Prior to the 2002 changes, immigrants won 25% of their appeals with the BIA. Shortly after, the number of appeals granted dropped to 10%. The current figures are unknown.
In addition, two issues are conspicuously missing from the Department of Justice’s FY 2010 Statistical Year Book:
- How much time, on the average, does the BIA spend on appeals filed by the government vis-a-vis those filed by immigrants?
- How often, in terms of percentage, does the BIA grant appeals filed by the government vis-a-vis those filed by immigrants?
The BIA As Rubber-Stamp: Perception Or Reality?
For example, in Immigration Appeals: The Need To Reform BIA Procedures, I discussed the frustration of two colleagues who had presented the same issue in separate cases. At their hearings, the issue was interpreted in two different ways by two different judges from the same immigration court.

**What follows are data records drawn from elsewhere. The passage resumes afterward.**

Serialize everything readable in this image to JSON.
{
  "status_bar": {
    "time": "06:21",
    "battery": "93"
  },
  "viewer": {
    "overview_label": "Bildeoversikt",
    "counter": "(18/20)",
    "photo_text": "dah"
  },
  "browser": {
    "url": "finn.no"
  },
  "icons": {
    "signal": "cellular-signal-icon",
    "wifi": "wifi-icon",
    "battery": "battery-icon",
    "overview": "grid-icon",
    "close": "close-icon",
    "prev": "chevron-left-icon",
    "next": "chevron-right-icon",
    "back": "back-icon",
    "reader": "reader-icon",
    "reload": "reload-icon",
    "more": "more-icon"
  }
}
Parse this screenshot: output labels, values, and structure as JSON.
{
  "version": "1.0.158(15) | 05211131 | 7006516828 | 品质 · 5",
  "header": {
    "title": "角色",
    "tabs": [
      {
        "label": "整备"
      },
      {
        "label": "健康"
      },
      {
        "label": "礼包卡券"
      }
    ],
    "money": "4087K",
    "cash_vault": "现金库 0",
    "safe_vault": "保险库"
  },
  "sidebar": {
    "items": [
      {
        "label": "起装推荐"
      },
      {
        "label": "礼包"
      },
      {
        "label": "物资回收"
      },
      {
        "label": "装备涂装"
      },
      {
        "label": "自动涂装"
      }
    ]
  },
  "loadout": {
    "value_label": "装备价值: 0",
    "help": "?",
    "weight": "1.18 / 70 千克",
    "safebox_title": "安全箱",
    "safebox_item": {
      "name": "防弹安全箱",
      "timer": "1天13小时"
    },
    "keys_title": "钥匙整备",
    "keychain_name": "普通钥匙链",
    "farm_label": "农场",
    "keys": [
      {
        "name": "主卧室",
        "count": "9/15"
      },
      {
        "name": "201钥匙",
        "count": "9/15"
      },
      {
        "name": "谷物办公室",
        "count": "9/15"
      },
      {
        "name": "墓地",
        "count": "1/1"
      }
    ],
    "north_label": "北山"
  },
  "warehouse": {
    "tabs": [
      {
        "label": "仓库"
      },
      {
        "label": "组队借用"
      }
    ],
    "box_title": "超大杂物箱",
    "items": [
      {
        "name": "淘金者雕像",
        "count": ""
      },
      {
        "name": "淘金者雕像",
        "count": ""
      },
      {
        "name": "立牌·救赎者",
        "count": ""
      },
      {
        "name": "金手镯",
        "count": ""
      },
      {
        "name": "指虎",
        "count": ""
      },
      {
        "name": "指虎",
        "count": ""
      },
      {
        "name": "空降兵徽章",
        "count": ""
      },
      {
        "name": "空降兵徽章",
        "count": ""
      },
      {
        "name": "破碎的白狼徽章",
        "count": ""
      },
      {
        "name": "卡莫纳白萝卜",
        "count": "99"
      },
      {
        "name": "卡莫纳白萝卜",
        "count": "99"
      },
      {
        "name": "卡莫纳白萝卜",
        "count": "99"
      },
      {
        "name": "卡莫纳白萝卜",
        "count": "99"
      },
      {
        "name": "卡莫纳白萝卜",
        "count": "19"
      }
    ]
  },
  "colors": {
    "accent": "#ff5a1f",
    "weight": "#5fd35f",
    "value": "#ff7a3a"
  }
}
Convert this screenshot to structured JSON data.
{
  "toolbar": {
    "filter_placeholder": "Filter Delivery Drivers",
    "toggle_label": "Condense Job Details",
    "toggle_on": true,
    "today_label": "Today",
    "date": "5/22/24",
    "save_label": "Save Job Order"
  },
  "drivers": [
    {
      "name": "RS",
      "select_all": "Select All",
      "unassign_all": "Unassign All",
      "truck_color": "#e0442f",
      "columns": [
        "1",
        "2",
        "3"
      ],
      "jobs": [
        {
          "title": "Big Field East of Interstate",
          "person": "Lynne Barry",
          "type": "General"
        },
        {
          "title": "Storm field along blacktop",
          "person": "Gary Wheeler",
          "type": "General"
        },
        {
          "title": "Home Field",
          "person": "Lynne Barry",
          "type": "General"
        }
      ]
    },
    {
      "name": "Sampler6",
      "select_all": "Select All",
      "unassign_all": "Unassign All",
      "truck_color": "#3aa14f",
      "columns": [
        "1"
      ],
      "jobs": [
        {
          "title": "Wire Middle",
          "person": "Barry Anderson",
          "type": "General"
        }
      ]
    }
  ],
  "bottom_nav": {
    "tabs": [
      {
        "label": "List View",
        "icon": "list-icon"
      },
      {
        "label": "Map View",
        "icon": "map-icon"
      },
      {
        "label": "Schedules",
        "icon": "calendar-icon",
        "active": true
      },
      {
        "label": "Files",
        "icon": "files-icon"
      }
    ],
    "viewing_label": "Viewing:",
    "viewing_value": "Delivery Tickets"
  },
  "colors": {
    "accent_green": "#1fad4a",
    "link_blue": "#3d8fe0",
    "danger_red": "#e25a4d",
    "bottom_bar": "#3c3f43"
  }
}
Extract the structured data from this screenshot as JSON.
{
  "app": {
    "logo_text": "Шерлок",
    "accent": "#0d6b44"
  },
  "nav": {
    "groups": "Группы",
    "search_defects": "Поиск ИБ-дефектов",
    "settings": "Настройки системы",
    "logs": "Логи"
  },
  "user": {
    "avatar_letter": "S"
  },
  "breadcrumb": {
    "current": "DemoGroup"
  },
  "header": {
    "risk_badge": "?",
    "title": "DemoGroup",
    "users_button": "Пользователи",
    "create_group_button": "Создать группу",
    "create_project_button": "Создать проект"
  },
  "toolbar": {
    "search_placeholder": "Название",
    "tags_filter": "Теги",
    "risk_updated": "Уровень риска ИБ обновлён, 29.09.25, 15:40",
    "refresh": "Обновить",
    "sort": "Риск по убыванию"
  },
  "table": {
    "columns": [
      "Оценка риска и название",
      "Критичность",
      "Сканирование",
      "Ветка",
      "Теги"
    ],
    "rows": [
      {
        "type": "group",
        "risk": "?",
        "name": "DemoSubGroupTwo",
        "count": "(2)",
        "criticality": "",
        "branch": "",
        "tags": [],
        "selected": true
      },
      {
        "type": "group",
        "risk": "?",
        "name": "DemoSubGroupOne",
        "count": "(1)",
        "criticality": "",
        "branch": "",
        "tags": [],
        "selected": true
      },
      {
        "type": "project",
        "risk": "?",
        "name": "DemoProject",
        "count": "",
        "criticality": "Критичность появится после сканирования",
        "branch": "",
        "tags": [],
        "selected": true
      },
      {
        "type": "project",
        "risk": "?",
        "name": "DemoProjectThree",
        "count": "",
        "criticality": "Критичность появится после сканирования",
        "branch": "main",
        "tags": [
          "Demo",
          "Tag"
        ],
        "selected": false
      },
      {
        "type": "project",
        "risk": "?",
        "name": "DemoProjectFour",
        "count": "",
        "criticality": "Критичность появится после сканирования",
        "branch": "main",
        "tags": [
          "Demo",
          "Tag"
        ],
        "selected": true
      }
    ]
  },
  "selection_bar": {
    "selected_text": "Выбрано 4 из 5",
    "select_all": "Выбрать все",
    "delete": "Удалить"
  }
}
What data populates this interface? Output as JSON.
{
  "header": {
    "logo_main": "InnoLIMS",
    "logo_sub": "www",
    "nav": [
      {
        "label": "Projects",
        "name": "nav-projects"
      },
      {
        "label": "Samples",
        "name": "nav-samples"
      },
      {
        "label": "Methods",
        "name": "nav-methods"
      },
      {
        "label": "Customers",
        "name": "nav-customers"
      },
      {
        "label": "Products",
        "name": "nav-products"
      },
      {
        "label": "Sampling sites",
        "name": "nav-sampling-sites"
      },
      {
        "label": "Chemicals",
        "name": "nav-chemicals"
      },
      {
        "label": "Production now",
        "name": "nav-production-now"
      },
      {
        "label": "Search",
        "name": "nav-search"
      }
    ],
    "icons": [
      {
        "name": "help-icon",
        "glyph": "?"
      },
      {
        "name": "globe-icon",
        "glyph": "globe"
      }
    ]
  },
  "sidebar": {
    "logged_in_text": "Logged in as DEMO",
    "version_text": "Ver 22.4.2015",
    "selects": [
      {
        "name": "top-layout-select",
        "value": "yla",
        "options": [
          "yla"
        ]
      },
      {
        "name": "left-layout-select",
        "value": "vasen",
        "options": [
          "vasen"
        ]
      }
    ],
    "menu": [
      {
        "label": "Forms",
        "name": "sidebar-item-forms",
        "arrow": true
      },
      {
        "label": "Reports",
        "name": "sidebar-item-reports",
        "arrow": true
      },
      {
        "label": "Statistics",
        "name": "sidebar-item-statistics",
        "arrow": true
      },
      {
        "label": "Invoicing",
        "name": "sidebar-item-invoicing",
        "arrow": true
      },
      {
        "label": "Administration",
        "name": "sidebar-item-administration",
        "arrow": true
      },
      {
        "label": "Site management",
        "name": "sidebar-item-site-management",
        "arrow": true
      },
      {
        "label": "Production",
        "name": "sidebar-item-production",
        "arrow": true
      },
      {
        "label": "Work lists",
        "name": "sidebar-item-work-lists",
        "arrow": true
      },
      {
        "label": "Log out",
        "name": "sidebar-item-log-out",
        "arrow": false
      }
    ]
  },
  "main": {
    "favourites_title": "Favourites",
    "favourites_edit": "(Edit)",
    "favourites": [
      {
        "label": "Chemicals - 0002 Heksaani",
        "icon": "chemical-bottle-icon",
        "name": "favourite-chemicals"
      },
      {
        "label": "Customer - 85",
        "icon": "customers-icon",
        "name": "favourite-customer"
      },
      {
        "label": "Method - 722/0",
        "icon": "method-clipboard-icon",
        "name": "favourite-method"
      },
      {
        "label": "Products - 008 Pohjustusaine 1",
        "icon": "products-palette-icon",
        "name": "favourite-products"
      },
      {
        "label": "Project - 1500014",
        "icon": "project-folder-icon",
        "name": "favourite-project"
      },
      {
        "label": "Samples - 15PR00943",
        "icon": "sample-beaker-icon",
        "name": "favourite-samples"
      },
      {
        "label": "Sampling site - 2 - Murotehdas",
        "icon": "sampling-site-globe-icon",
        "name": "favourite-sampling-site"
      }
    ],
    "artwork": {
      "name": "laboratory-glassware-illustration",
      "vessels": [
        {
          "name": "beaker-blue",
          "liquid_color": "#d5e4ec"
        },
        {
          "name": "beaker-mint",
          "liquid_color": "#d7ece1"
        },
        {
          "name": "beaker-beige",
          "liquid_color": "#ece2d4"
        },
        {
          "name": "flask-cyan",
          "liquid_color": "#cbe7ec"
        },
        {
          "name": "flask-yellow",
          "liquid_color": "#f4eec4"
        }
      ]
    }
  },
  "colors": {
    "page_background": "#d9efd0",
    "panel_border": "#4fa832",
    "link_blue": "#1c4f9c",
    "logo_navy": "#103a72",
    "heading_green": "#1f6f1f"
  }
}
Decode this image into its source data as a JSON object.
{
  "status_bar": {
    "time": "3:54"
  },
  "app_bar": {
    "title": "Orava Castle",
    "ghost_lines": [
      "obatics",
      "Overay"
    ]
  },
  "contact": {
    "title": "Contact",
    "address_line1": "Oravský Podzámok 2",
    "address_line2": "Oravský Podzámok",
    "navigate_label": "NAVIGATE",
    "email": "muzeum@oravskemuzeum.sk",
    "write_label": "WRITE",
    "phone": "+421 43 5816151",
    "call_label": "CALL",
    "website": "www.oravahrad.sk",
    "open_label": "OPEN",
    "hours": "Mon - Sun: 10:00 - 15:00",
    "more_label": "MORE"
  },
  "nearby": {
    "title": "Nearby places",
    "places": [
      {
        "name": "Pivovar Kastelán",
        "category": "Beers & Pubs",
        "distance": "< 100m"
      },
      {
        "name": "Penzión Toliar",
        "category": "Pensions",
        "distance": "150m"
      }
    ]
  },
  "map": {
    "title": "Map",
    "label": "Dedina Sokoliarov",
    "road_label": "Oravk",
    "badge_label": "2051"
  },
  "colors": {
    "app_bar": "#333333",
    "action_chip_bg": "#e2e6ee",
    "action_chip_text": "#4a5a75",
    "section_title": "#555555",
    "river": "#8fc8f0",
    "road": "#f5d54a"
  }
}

One judge noted the immigrant’s testimony about his relocation plans was not specific enough. The other held against the immigrant because his testimony about relocation was too specific.
Both filed appeals with the BIA.
Logically, there is a mid-point. Unfortunately, neither statute nor case law has shed much insight on the subject.
On appeal, rather than resolve the apparent contradiction, the BIA did not find either position “clearly erroneous.” It ignored the issue altogether in the first case. In the second matter, the Board minimized the issue, choosing to affirm the judge’s analysis without opinion, and likely without deep thought.
Both immigrants lost their appeal.
In the view of many Riverside immigration attorneys, this type of outcome is not unusual.
The BIA’s penchant for truncated decisions, regardless of case complexity, fuels a perception that the Board operates as a rubber stamp for immigration judges.
It’s hard to disagree when the judges are on a 55 minute time clock.